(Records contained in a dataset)
>>>>>

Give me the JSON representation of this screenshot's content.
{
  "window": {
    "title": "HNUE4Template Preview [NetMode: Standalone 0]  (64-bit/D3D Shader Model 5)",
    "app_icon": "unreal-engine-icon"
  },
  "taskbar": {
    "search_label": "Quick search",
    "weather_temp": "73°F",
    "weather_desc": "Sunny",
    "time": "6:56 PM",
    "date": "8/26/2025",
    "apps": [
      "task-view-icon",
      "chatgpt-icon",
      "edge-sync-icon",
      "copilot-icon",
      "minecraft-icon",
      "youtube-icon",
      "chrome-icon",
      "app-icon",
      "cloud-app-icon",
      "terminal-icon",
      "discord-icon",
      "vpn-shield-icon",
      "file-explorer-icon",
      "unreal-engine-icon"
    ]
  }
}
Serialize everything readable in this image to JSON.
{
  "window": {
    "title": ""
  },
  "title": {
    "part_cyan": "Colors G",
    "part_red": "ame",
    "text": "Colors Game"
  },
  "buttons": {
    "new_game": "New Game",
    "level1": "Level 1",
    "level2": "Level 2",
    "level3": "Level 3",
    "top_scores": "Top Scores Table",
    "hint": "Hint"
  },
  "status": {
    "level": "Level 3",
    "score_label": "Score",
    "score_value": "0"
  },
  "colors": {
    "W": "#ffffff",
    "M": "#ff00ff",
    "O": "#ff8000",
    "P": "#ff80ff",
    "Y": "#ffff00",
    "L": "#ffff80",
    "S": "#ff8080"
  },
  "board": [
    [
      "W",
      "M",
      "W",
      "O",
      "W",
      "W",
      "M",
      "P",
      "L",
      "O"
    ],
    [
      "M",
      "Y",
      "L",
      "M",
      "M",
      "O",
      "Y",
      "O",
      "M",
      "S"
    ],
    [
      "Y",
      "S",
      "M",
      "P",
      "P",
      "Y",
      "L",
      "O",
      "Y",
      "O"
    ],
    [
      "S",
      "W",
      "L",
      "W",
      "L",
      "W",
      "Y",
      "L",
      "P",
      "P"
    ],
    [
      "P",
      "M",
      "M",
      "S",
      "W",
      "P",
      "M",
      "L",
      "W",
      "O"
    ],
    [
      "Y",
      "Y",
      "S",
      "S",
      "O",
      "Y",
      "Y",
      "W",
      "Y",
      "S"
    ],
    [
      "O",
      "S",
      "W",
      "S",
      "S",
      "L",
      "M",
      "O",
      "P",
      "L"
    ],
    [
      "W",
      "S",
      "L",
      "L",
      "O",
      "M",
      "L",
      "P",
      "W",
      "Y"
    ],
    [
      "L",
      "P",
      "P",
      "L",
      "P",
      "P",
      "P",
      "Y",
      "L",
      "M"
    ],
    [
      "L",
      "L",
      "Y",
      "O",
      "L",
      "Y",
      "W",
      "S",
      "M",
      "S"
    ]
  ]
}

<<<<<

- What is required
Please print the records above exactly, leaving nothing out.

- Result of the exercise
Give me the JSON representation of this screenshot's content.
{
  "window": {
    "title": "HNUE4Template Preview [NetMode: Standalone 0]  (64-bit/D3D Shader Model 5)",
    "app_icon": "unreal-engine-icon"
  },
  "taskbar": {
    "search_label": "Quick search",
    "weather_temp": "73°F",
    "weather_desc": "Sunny",
    "time": "6:56 PM",
    "date": "8/26/2025",
    "apps": [
      "task-view-icon",
      "chatgpt-icon",
      "edge-sync-icon",
      "copilot-icon",
      "minecraft-icon",
      "youtube-icon",
      "chrome-icon",
      "app-icon",
      "cloud-app-icon",
      "terminal-icon",
      "discord-icon",
      "vpn-shield-icon",
      "file-explorer-icon",
      "unreal-engine-icon"
    ]
  }
}
Serialize everything readable in this image to JSON.
{
  "window": {
    "title": ""
  },
  "title": {
    "part_cyan": "Colors G",
    "part_red": "ame",
    "text": "Colors Game"
  },
  "buttons": {
    "new_game": "New Game",
    "level1": "Level 1",
    "level2": "Level 2",
    "level3": "Level 3",
    "top_scores": "Top Scores Table",
    "hint": "Hint"
  },
  "status": {
    "level": "Level 3",
    "score_label": "Score",
    "score_value": "0"
  },
  "colors": {
    "W": "#ffffff",
    "M": "#ff00ff",
    "O": "#ff8000",
    "P": "#ff80ff",
    "Y": "#ffff00",
    "L": "#ffff80",
    "S": "#ff8080"
  },
  "board": [
    [
      "W",
      "M",
      "W",
      "O",
      "W",
      "W",
      "M",
      "P",
      "L",
      "O"
    ],
    [
      "M",
      "Y",
      "L",
      "M",
      "M",
      "O",
      "Y",
      "O",
      "M",
      "S"
    ],
    [
      "Y",
      "S",
      "M",
      "P",
      "P",
      "Y",
      "L",
      "O",
      "Y",
      "O"
    ],
    [
      "S",
      "W",
      "L",
      "W",
      "L",
      "W",
      "Y",
      "L",
      "P",
      "P"
    ],
    [
      "P",
      "M",
      "M",
      "S",
      "W",
      "P",
      "M",
      "L",
      "W",
      "O"
    ],
    [
      "Y",
      "Y",
      "S",
      "S",
      "O",
      "Y",
      "Y",
      "W",
      "Y",
      "S"
    ],
    [
      "O",
      "S",
      "W",
      "S",
      "S",
      "L",
      "M",
      "O",
      "P",
      "L"
    ],
    [
      "W",
      "S",
      "L",
      "L",
      "O",
      "M",
      "L",
      "P",
      "W",
      "Y"
    ],
    [
      "L",
      "P",
      "P",
      "L",
      "P",
      "P",
      "P",
      "Y",
      "L",
      "M"
    ],
    [
      "L",
      "L",
      "Y",
      "O",
      "L",
      "Y",
      "W",
      "S",
      "M",
      "S"
    ]
  ]
}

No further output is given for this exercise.